Atkinson is right, as far as it goes, but his prescriptions are just what you would imagine: “We have got to really seriously cut entitlements,” He said. “Raise the retirement age. Tell federal retirees they’re not going to get their pensions early. Raise taxes on Social Security, and index Social Security cost-of-living increases to inflation and not to wages.”
In other words, the way for America's capitalists to "regain competitiveness" in manufacturing is to cut the costs associated with the upkeep of America's workers. They are particularly interested, at this point, in chopping the very vulnerable older population, because they see older people as the easiest targets. But everybody will get their turn as the American austerity program, like those in Europe and virtually every industrialized nation, proceeds.
What Landers doesn't ask and Atkinson doesn't say is that the entire capitalist world has exactly the same problem and is seeking exactly the same solutions. The "winner" of this macabre race to the bottom will be the first capitalist nation to drive its population to the lowest subsistence level, or temporarily beyond. To be more precise, what they are trying to do is increase their rate of exploitation, and they can never get enough!
None of this is actually new, but our use of historical materialism helps us view today's situation as a moving part of history coming from the past, when the United States had virtually the only manufacturing capacity to survive World War II, to the future when the other capitalist countries are more than competitive. In fact, those countries that are defying their capitalists and using national planning are the only countries to escape this particular crisis.

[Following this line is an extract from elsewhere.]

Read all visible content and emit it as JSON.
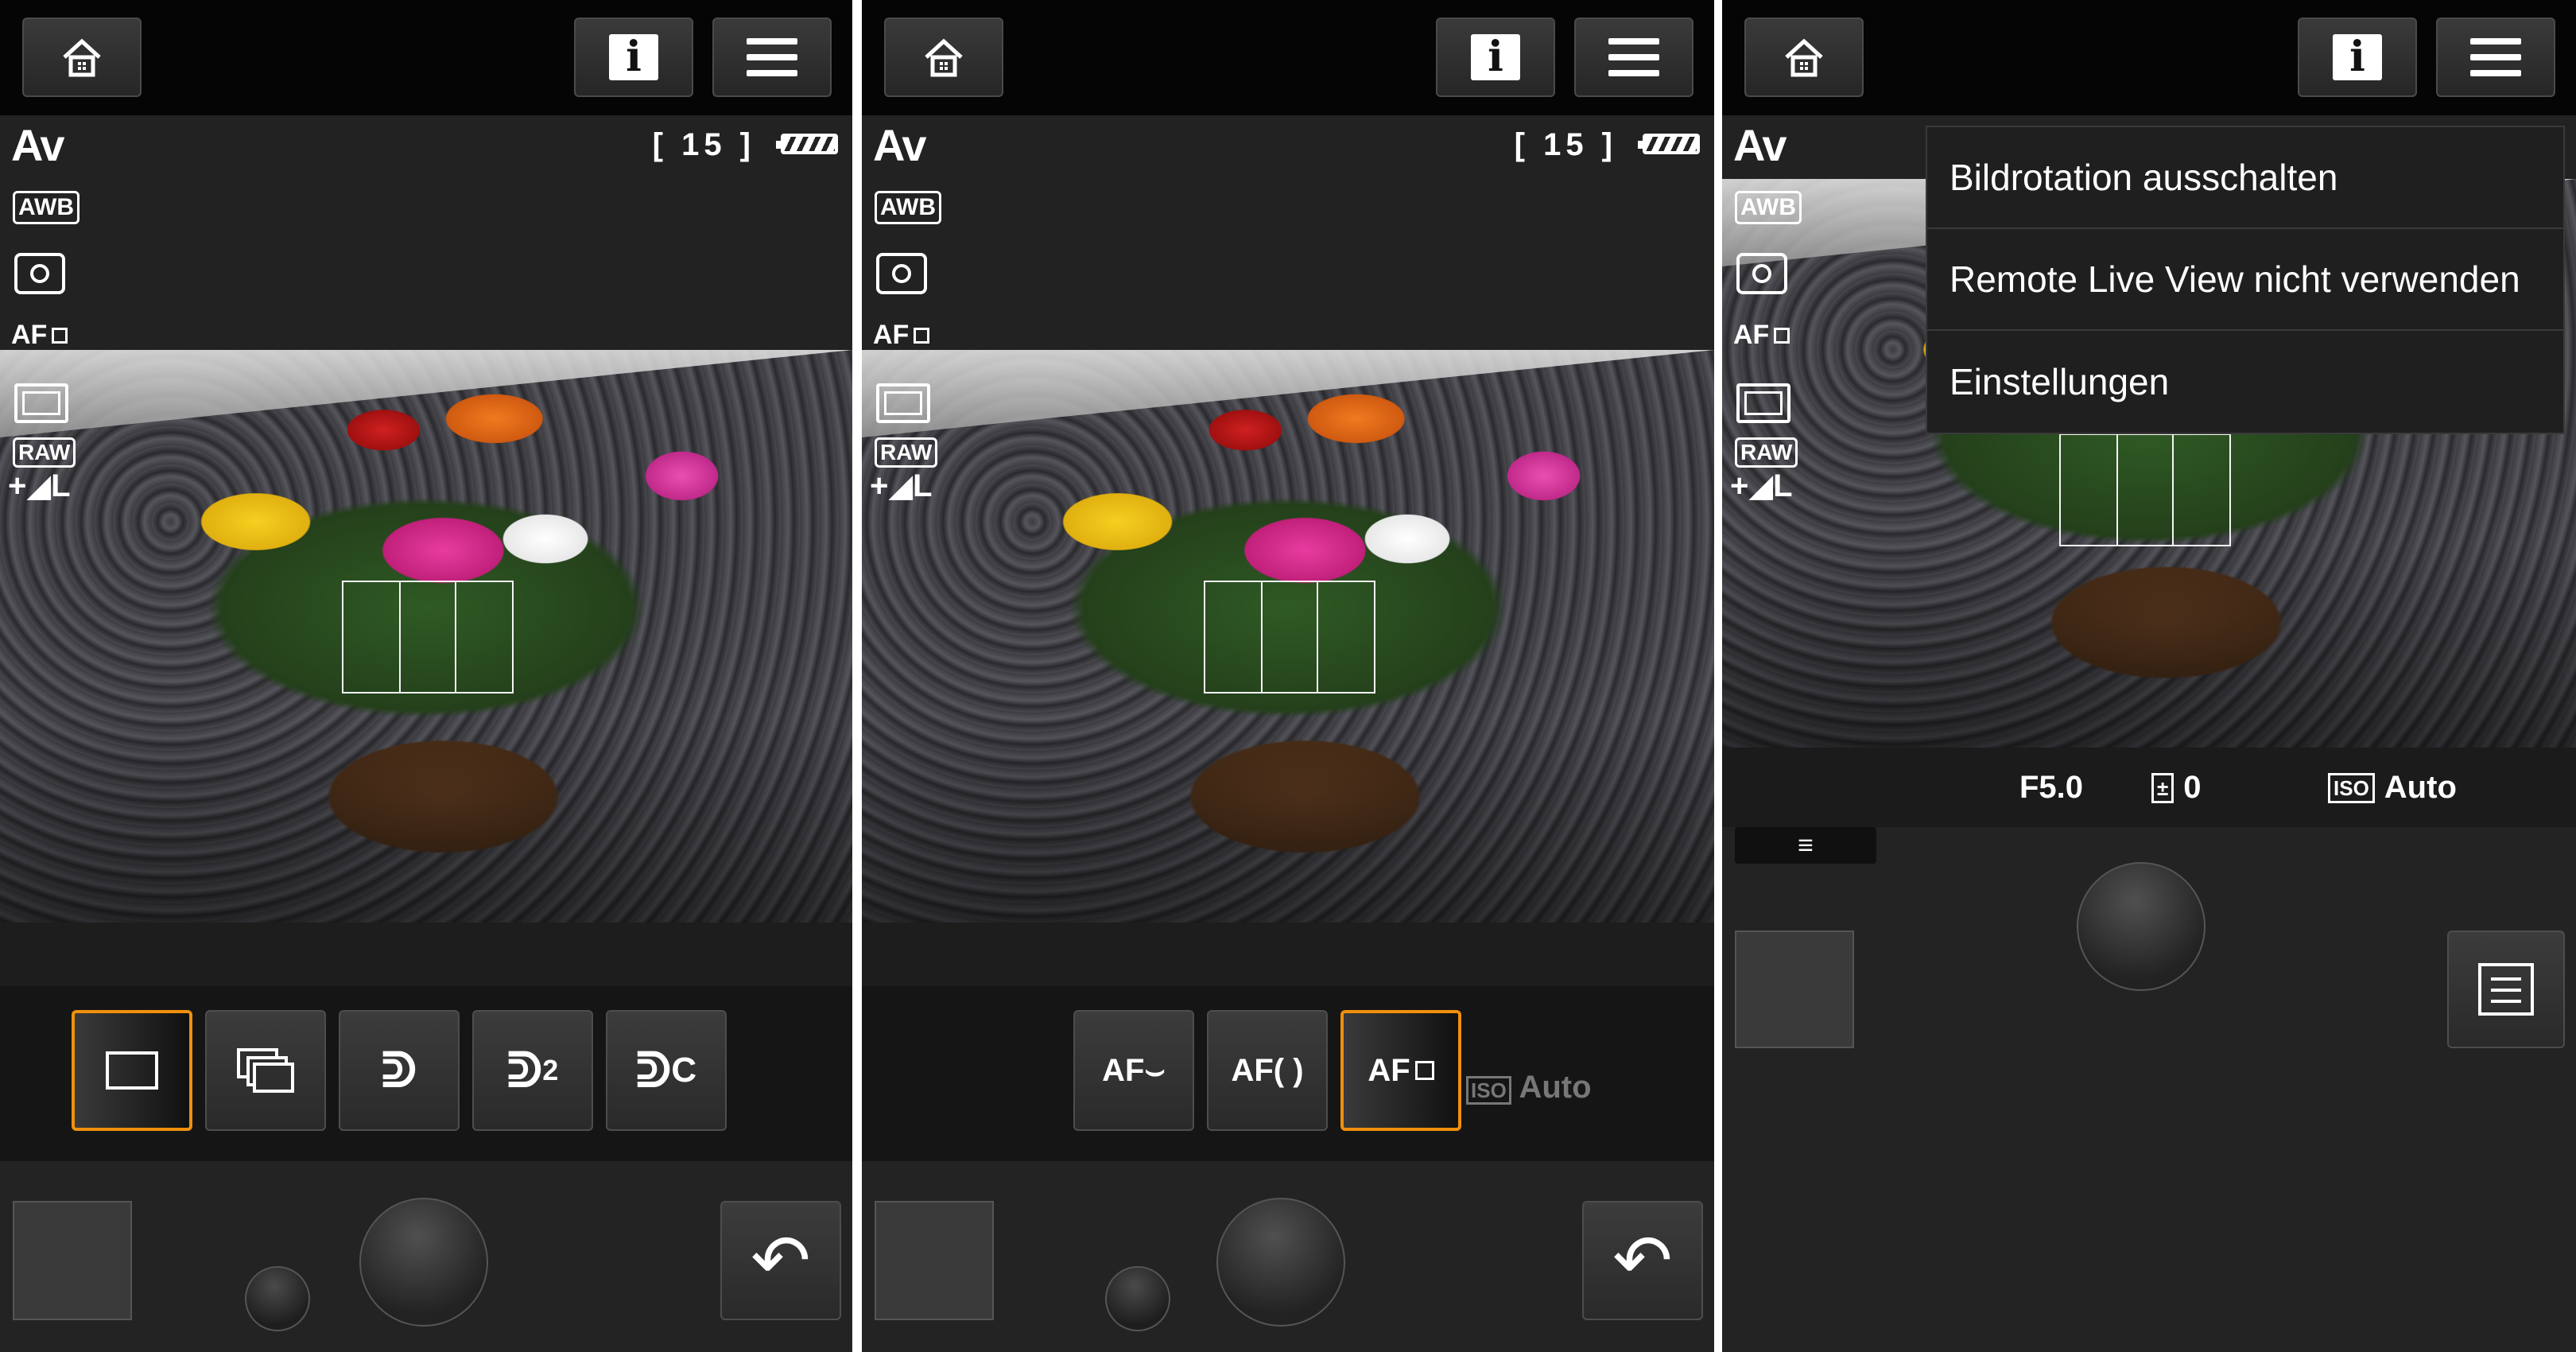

So far, the world's capitalists are doing an amazing job of lowering their costs. Some European countries are already on their 2nd or 3rd round of new austerity programs. The United States hardly ever uses the word "austerity" in talking about their own policies, but they are nevertheless doing a tremendous job of it. The 11/15/11 Dallas newspaper reports in "Record 48 percent considered low-income" by Associated Press that "...a record number of Americans -- nearly one in two -- have fallen into poverty or are scrapping by on earnings that classify them as low-income." They have driven almost half the population into near-poverty in the richest country in the world! At the same time, the capitalists have profited more than ever. The same 11/15/11 newspaper reports, "Tax on wealthy may die" because Congress couldn't muster the votes to make the billionaires pay for even an infinitestimal part of the crisis.
In spite of all the capitalist efforts to delude us, Americans are increasingly aware of what's being done to us and who is doing it. They are beginning to ask, "Do we really have to accept these problems and these solutions within the framework that capitalists created? Why do the 1% get to do all the collecting and the 99% have to do all the paying? Isn't there a better way to run an economy?"
There certainly is.